In this exercise, return each entry exactly as given.

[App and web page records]
════════════════
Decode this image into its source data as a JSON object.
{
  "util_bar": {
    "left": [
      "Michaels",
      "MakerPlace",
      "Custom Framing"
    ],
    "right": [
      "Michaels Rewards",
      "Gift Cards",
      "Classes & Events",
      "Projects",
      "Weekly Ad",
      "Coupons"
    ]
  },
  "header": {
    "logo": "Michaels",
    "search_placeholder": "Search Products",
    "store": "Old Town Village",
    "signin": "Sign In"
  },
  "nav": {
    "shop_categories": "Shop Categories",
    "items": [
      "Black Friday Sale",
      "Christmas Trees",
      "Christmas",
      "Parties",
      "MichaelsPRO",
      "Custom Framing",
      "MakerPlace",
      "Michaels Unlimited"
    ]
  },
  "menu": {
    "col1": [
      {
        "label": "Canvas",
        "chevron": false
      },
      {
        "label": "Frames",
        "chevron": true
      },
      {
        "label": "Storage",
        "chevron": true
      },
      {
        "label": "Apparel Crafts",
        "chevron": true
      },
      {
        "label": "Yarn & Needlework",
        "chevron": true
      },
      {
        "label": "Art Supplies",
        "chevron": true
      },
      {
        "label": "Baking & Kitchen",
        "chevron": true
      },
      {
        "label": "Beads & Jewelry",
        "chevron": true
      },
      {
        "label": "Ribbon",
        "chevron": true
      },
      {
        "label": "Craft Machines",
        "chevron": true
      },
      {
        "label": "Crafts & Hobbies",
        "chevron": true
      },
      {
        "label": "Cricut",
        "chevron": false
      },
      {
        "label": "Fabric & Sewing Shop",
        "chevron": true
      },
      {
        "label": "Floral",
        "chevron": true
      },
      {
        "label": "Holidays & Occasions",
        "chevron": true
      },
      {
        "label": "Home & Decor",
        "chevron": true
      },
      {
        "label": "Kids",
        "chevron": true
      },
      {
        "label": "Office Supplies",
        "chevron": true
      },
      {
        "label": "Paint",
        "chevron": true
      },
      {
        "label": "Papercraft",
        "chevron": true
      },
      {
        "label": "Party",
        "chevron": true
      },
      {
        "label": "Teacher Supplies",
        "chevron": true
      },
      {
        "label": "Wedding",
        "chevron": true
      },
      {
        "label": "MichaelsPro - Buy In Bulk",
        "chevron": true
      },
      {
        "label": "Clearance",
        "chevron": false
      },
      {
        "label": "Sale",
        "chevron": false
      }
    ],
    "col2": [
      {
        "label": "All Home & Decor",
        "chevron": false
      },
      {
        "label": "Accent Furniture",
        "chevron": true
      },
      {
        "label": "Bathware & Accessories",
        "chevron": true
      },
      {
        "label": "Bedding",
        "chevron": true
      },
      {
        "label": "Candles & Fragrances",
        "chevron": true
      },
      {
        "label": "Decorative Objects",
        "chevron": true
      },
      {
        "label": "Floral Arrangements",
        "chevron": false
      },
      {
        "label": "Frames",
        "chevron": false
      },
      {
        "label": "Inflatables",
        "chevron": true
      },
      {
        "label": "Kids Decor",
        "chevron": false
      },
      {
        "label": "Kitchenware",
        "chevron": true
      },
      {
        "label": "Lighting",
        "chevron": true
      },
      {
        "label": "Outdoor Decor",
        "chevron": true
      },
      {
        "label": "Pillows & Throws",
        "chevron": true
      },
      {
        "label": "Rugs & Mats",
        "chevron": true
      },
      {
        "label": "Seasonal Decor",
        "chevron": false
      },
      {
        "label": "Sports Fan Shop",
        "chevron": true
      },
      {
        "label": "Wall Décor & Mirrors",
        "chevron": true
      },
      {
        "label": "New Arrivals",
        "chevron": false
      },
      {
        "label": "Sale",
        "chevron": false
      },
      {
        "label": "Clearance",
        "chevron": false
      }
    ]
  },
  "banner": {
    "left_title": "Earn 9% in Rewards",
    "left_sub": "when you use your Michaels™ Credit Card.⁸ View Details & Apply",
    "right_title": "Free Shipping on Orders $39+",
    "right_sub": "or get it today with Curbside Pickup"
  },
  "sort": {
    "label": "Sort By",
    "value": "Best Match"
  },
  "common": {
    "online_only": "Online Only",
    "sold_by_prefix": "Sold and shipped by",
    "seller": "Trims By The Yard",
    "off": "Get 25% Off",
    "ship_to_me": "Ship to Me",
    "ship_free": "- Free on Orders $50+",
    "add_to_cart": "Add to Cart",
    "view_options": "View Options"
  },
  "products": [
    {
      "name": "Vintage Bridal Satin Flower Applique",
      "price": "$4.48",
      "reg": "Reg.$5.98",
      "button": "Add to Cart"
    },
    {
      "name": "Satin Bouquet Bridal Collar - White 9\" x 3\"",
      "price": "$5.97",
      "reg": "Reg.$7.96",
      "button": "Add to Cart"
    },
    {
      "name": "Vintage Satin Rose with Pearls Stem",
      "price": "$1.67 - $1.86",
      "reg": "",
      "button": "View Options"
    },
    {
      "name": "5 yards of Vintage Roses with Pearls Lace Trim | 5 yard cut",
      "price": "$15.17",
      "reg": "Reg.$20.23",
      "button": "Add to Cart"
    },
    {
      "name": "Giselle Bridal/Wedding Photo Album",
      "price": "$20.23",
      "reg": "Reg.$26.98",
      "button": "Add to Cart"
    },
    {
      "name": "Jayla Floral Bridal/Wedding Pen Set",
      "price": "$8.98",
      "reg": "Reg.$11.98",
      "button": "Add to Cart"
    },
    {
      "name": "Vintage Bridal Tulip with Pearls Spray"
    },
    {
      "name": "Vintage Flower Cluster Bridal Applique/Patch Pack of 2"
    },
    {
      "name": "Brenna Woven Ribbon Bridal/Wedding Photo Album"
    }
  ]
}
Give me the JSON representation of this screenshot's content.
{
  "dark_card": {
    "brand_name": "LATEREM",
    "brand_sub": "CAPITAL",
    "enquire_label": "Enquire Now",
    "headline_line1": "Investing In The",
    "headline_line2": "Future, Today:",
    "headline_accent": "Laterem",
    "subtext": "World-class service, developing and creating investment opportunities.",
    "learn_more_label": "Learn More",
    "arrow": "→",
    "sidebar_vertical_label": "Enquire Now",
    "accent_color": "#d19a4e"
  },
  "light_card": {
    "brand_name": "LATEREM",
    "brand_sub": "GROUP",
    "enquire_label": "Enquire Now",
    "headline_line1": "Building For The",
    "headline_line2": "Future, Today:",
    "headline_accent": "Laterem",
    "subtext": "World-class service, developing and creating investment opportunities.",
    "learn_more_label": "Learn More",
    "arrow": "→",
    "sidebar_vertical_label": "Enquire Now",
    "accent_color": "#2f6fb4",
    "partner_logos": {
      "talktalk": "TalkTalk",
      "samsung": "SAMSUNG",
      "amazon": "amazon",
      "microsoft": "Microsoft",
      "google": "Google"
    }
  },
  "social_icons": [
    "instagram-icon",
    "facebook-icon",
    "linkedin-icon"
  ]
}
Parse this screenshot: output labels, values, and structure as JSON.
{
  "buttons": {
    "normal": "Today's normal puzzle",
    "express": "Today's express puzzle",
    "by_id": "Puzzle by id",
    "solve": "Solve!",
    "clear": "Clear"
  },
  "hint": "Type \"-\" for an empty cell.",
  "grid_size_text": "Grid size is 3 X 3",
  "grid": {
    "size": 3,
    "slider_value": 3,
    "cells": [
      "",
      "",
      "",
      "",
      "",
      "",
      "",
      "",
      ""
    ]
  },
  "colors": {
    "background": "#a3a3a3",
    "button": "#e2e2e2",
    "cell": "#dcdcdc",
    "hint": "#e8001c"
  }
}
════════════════
Exercise solution:
Decode this image into its source data as a JSON object.
{
  "util_bar": {
    "left": [
      "Michaels",
      "MakerPlace",
      "Custom Framing"
    ],
    "right": [
      "Michaels Rewards",
      "Gift Cards",
      "Classes & Events",
      "Projects",
      "Weekly Ad",
      "Coupons"
    ]
  },
  "header": {
    "logo": "Michaels",
    "search_placeholder": "Search Products",
    "store": "Old Town Village",
    "signin": "Sign In"
  },
  "nav": {
    "shop_categories": "Shop Categories",
    "items": [
      "Black Friday Sale",
      "Christmas Trees",
      "Christmas",
      "Parties",
      "MichaelsPRO",
      "Custom Framing",
      "MakerPlace",
      "Michaels Unlimited"
    ]
  },
  "menu": {
    "col1": [
      {
        "label": "Canvas",
        "chevron": false
      },
      {
        "label": "Frames",
        "chevron": true
      },
      {
        "label": "Storage",
        "chevron": true
      },
      {
        "label": "Apparel Crafts",
        "chevron": true
      },
      {
        "label": "Yarn & Needlework",
        "chevron": true
      },
      {
        "label": "Art Supplies",
        "chevron": true
      },
      {
        "label": "Baking & Kitchen",
        "chevron": true
      },
      {
        "label": "Beads & Jewelry",
        "chevron": true
      },
      {
        "label": "Ribbon",
        "chevron": true
      },
      {
        "label": "Craft Machines",
        "chevron": true
      },
      {
        "label": "Crafts & Hobbies",
        "chevron": true
      },
      {
        "label": "Cricut",
        "chevron": false
      },
      {
        "label": "Fabric & Sewing Shop",
        "chevron": true
      },
      {
        "label": "Floral",
        "chevron": true
      },
      {
        "label": "Holidays & Occasions",
        "chevron": true
      },
      {
        "label": "Home & Decor",
        "chevron": true
      },
      {
        "label": "Kids",
        "chevron": true
      },
      {
        "label": "Office Supplies",
        "chevron": true
      },
      {
        "label": "Paint",
        "chevron": true
      },
      {
        "label": "Papercraft",
        "chevron": true
      },
      {
        "label": "Party",
        "chevron": true
      },
      {
        "label": "Teacher Supplies",
        "chevron": true
      },
      {
        "label": "Wedding",
        "chevron": true
      },
      {
        "label": "MichaelsPro - Buy In Bulk",
        "chevron": true
      },
      {
        "label": "Clearance",
        "chevron": false
      },
      {
        "label": "Sale",
        "chevron": false
      }
    ],
    "col2": [
      {
        "label": "All Home & Decor",
        "chevron": false
      },
      {
        "label": "Accent Furniture",
        "chevron": true
      },
      {
        "label": "Bathware & Accessories",
        "chevron": true
      },
      {
        "label": "Bedding",
        "chevron": true
      },
      {
        "label": "Candles & Fragrances",
        "chevron": true
      },
      {
        "label": "Decorative Objects",
        "chevron": true
      },
      {
        "label": "Floral Arrangements",
        "chevron": false
      },
      {
        "label": "Frames",
        "chevron": false
      },
      {
        "label": "Inflatables",
        "chevron": true
      },
      {
        "label": "Kids Decor",
        "chevron": false
      },
      {
        "label": "Kitchenware",
        "chevron": true
      },
      {
        "label": "Lighting",
        "chevron": true
      },
      {
        "label": "Outdoor Decor",
        "chevron": true
      },
      {
        "label": "Pillows & Throws",
        "chevron": true
      },
      {
        "label": "Rugs & Mats",
        "chevron": true
      },
      {
        "label": "Seasonal Decor",
        "chevron": false
      },
      {
        "label": "Sports Fan Shop",
        "chevron": true
      },
      {
        "label": "Wall Décor & Mirrors",
        "chevron": true
      },
      {
        "label": "New Arrivals",
        "chevron": false
      },
      {
        "label": "Sale",
        "chevron": false
      },
      {
        "label": "Clearance",
        "chevron": false
      }
    ]
  },
  "banner": {
    "left_title": "Earn 9% in Rewards",
    "left_sub": "when you use your Michaels™ Credit Card.⁸ View Details & Apply",
    "right_title": "Free Shipping on Orders $39+",
    "right_sub": "or get it today with Curbside Pickup"
  },
  "sort": {
    "label": "Sort By",
    "value": "Best Match"
  },
  "common": {
    "online_only": "Online Only",
    "sold_by_prefix": "Sold and shipped by",
    "seller": "Trims By The Yard",
    "off": "Get 25% Off",
    "ship_to_me": "Ship to Me",
    "ship_free": "- Free on Orders $50+",
    "add_to_cart": "Add to Cart",
    "view_options": "View Options"
  },
  "products": [
    {
      "name": "Vintage Bridal Satin Flower Applique",
      "price": "$4.48",
      "reg": "Reg.$5.98",
      "button": "Add to Cart"
    },
    {
      "name": "Satin Bouquet Bridal Collar - White 9\" x 3\"",
      "price": "$5.97",
      "reg": "Reg.$7.96",
      "button": "Add to Cart"
    },
    {
      "name": "Vintage Satin Rose with Pearls Stem",
      "price": "$1.67 - $1.86",
      "reg": "",
      "button": "View Options"
    },
    {
      "name": "5 yards of Vintage Roses with Pearls Lace Trim | 5 yard cut",
      "price": "$15.17",
      "reg": "Reg.$20.23",
      "button": "Add to Cart"
    },
    {
      "name": "Giselle Bridal/Wedding Photo Album",
      "price": "$20.23",
      "reg": "Reg.$26.98",
      "button": "Add to Cart"
    },
    {
      "name": "Jayla Floral Bridal/Wedding Pen Set",
      "price": "$8.98",
      "reg": "Reg.$11.98",
      "button": "Add to Cart"
    },
    {
      "name": "Vintage Bridal Tulip with Pearls Spray"
    },
    {
      "name": "Vintage Flower Cluster Bridal Applique/Patch Pack of 2"
    },
    {
      "name": "Brenna Woven Ribbon Bridal/Wedding Photo Album"
    }
  ]
}
Give me the JSON representation of this screenshot's content.
{
  "dark_card": {
    "brand_name": "LATEREM",
    "brand_sub": "CAPITAL",
    "enquire_label": "Enquire Now",
    "headline_line1": "Investing In The",
    "headline_line2": "Future, Today:",
    "headline_accent": "Laterem",
    "subtext": "World-class service, developing and creating investment opportunities.",
    "learn_more_label": "Learn More",
    "arrow": "→",
    "sidebar_vertical_label": "Enquire Now",
    "accent_color": "#d19a4e"
  },
  "light_card": {
    "brand_name": "LATEREM",
    "brand_sub": "GROUP",
    "enquire_label": "Enquire Now",
    "headline_line1": "Building For The",
    "headline_line2": "Future, Today:",
    "headline_accent": "Laterem",
    "subtext": "World-class service, developing and creating investment opportunities.",
    "learn_more_label": "Learn More",
    "arrow": "→",
    "sidebar_vertical_label": "Enquire Now",
    "accent_color": "#2f6fb4",
    "partner_logos": {
      "talktalk": "TalkTalk",
      "samsung": "SAMSUNG",
      "amazon": "amazon",
      "microsoft": "Microsoft",
      "google": "Google"
    }
  },
  "social_icons": [
    "instagram-icon",
    "facebook-icon",
    "linkedin-icon"
  ]
}
Parse this screenshot: output labels, values, and structure as JSON.
{
  "buttons": {
    "normal": "Today's normal puzzle",
    "express": "Today's express puzzle",
    "by_id": "Puzzle by id",
    "solve": "Solve!",
    "clear": "Clear"
  },
  "hint": "Type \"-\" for an empty cell.",
  "grid_size_text": "Grid size is 3 X 3",
  "grid": {
    "size": 3,
    "slider_value": 3,
    "cells": [
      "",
      "",
      "",
      "",
      "",
      "",
      "",
      "",
      ""
    ]
  },
  "colors": {
    "background": "#a3a3a3",
    "button": "#e2e2e2",
    "cell": "#dcdcdc",
    "hint": "#e8001c"
  }
}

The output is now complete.